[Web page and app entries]
<<<<

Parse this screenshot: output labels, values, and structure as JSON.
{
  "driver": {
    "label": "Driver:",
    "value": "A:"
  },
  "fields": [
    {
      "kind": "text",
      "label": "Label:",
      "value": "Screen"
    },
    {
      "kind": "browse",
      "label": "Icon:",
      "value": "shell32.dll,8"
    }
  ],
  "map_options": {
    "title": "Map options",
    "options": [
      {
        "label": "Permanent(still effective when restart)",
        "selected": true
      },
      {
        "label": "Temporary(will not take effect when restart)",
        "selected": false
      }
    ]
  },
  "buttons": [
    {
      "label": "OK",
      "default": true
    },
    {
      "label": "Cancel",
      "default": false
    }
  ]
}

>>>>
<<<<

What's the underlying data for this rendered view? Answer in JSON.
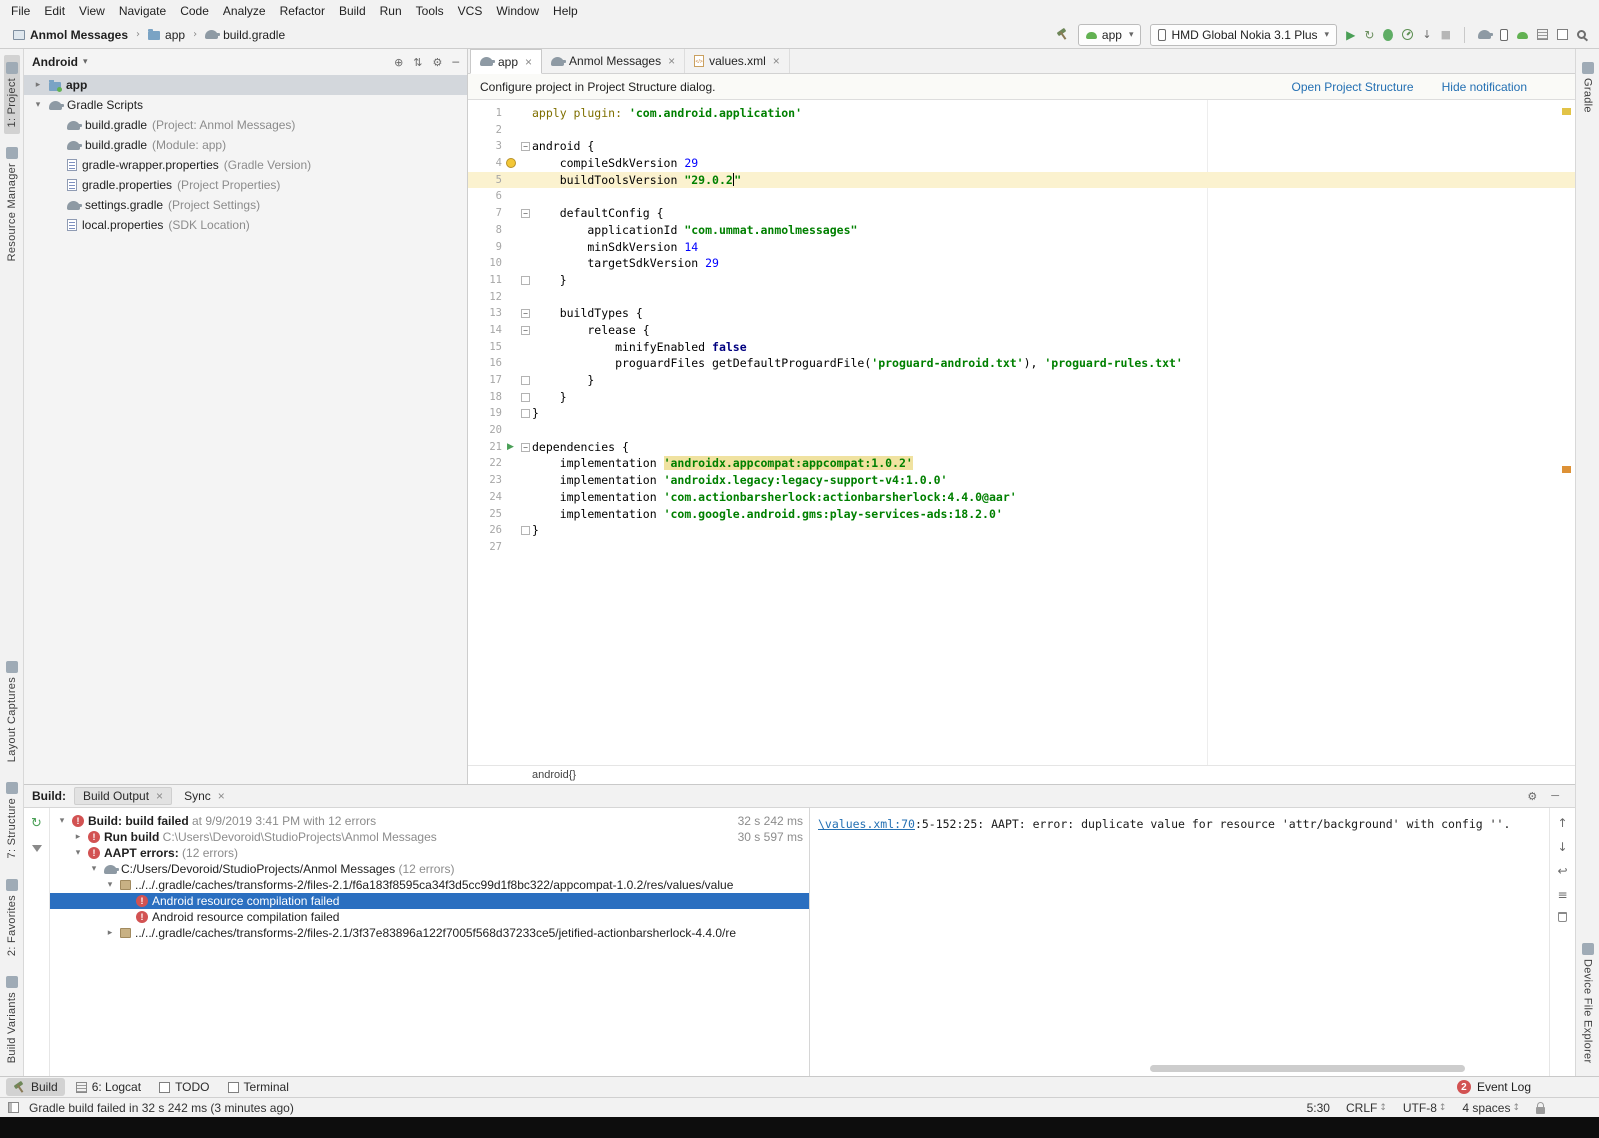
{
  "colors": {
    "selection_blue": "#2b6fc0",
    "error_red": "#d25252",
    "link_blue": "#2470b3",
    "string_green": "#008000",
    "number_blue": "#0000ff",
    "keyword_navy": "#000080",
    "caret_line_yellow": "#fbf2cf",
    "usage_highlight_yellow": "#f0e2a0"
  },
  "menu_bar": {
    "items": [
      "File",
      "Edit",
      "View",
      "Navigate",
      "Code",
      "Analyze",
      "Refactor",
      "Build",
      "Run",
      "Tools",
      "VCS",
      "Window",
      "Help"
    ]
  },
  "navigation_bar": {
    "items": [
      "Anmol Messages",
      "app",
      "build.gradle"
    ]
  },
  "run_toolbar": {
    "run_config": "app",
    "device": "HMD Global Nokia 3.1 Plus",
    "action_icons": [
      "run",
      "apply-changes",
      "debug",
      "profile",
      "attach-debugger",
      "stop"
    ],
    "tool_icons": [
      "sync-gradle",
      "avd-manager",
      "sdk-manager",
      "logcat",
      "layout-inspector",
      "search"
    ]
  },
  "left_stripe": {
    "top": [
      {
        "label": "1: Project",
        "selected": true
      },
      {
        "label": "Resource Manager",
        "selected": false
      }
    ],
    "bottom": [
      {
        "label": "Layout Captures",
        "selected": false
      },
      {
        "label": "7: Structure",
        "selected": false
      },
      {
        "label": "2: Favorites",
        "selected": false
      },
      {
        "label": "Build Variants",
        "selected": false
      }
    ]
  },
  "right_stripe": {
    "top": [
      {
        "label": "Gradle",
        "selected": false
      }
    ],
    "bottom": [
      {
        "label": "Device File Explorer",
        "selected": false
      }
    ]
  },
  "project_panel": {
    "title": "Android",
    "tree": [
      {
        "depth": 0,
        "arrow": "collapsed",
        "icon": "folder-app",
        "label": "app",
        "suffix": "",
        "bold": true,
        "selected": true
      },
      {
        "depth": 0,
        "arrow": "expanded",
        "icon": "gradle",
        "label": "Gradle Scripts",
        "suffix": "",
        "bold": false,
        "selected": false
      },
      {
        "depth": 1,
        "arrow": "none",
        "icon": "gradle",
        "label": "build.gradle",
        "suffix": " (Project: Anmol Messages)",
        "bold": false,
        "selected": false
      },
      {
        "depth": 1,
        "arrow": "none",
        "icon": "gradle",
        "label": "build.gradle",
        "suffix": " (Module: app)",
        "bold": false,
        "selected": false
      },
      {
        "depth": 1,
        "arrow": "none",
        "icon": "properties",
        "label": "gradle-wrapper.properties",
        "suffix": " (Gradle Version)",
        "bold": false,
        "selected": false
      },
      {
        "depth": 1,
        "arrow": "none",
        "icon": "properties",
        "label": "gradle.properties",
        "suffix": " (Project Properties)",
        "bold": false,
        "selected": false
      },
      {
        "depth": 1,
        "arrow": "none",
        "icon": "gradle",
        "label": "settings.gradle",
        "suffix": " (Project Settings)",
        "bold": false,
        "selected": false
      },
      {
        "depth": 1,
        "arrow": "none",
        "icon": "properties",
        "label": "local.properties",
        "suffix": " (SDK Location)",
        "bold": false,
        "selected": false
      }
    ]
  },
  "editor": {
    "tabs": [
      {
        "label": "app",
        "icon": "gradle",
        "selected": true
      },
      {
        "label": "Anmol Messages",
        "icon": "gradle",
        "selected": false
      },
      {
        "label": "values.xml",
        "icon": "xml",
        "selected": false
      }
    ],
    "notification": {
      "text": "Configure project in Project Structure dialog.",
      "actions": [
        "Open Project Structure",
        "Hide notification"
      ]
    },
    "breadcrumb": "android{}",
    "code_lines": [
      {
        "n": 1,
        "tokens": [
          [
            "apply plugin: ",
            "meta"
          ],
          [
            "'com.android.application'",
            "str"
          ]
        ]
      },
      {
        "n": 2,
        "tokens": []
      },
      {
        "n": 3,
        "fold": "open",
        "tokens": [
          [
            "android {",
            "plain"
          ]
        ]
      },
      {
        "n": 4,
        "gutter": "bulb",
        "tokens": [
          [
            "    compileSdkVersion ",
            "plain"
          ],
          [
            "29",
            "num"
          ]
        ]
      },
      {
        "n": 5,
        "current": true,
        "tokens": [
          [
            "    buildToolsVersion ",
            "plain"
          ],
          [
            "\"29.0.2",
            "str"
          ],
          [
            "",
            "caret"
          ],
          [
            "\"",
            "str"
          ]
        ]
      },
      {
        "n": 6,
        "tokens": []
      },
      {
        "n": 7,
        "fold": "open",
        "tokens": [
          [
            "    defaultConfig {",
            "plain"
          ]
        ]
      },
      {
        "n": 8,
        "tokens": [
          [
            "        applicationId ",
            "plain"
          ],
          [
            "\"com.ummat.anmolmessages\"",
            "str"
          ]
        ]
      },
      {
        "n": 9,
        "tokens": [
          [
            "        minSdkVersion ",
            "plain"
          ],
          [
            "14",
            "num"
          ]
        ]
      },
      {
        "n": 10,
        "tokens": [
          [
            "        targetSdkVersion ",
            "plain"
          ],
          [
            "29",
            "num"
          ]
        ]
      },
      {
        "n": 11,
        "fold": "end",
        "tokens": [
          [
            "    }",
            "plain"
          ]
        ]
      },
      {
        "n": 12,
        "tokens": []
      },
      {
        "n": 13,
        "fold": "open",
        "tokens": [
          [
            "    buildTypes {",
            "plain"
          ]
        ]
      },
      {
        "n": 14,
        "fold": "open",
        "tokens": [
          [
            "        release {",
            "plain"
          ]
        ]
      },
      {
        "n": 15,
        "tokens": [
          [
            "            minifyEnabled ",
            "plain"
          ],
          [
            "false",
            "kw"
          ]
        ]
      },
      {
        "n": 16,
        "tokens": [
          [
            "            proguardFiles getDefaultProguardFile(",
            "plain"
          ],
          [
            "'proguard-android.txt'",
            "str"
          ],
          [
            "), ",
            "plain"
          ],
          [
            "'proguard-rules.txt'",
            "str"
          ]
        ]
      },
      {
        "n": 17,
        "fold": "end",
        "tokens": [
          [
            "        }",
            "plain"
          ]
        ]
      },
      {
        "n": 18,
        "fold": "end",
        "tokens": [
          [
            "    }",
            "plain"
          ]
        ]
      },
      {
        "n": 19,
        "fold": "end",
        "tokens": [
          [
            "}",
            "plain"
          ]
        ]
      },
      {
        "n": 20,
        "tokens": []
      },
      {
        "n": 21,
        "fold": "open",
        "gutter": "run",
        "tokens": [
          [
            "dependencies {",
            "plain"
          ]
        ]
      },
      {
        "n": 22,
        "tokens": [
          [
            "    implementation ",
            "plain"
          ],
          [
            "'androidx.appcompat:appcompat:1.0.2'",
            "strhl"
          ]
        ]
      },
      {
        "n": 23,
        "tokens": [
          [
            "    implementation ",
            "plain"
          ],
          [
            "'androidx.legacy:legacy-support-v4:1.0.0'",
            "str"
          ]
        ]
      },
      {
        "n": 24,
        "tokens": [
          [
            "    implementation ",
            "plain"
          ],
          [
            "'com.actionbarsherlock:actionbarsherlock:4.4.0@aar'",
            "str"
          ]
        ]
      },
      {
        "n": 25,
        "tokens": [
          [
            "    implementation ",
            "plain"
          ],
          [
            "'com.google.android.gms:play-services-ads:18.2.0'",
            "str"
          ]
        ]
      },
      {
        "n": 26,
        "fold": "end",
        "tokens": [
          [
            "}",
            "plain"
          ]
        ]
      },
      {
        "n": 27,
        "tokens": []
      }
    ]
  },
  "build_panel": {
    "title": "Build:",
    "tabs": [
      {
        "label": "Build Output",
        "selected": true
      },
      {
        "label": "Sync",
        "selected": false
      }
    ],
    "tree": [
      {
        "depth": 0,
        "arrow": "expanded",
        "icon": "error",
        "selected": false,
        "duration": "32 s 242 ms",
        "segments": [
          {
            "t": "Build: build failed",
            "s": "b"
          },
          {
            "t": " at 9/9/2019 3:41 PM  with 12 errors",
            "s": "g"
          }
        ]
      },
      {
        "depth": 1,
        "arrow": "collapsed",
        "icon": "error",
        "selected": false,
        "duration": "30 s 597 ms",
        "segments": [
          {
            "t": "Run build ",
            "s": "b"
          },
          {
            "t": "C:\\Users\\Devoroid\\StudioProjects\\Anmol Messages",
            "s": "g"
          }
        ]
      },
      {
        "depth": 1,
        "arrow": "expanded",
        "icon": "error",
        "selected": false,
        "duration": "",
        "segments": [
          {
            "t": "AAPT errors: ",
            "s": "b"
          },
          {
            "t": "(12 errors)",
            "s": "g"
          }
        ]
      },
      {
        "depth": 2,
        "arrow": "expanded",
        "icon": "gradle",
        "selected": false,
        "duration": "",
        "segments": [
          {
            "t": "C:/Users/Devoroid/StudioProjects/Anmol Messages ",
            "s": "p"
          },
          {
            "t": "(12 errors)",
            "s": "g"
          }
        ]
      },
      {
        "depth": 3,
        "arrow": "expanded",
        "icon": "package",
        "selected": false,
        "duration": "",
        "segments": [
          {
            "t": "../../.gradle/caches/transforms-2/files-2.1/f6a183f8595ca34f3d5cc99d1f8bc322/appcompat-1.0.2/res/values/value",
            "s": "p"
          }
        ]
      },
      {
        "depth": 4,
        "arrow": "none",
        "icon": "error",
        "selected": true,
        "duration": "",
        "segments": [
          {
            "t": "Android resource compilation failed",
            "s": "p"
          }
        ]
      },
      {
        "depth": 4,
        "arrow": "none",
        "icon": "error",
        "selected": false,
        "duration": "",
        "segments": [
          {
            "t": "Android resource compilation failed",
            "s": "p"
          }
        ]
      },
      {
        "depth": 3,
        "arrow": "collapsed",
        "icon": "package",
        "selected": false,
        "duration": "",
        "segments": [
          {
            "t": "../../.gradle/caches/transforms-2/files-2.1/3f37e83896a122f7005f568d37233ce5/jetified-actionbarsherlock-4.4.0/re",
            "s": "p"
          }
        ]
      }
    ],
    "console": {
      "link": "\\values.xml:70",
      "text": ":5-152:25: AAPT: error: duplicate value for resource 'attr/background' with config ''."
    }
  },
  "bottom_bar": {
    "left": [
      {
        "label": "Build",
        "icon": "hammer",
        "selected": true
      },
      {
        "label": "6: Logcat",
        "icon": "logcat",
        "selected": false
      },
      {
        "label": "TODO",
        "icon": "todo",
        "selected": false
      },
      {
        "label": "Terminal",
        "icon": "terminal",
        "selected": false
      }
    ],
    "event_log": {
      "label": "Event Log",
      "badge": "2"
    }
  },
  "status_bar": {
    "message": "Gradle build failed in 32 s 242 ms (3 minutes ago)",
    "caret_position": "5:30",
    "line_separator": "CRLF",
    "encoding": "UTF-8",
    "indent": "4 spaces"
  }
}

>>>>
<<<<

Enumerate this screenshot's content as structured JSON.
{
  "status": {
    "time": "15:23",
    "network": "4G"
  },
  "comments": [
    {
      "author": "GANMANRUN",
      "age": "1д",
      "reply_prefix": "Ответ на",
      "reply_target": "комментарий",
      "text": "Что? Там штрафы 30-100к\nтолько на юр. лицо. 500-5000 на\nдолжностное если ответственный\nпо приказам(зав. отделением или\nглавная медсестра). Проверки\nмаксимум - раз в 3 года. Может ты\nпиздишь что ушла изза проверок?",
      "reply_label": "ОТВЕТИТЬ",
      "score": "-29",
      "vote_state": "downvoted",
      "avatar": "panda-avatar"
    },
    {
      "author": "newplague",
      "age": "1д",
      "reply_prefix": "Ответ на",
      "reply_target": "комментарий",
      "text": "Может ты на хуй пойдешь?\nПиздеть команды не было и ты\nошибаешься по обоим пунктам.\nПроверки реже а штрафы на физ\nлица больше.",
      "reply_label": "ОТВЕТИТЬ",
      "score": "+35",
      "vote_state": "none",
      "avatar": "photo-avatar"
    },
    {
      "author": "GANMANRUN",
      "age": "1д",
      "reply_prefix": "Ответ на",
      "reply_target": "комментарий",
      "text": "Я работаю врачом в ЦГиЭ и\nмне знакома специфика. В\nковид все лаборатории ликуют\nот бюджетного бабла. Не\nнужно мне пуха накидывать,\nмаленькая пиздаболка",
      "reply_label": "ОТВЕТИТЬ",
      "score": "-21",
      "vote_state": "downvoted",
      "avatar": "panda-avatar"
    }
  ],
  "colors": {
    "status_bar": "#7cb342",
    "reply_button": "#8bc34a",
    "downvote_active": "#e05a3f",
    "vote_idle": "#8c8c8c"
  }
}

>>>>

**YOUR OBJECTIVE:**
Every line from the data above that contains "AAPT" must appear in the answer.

**WRITTEN ANSWER:**
            "t": "AAPT errors: ",
      "text": ":5-152:25: AAPT: error: duplicate value for resource 'attr/background' with config ''."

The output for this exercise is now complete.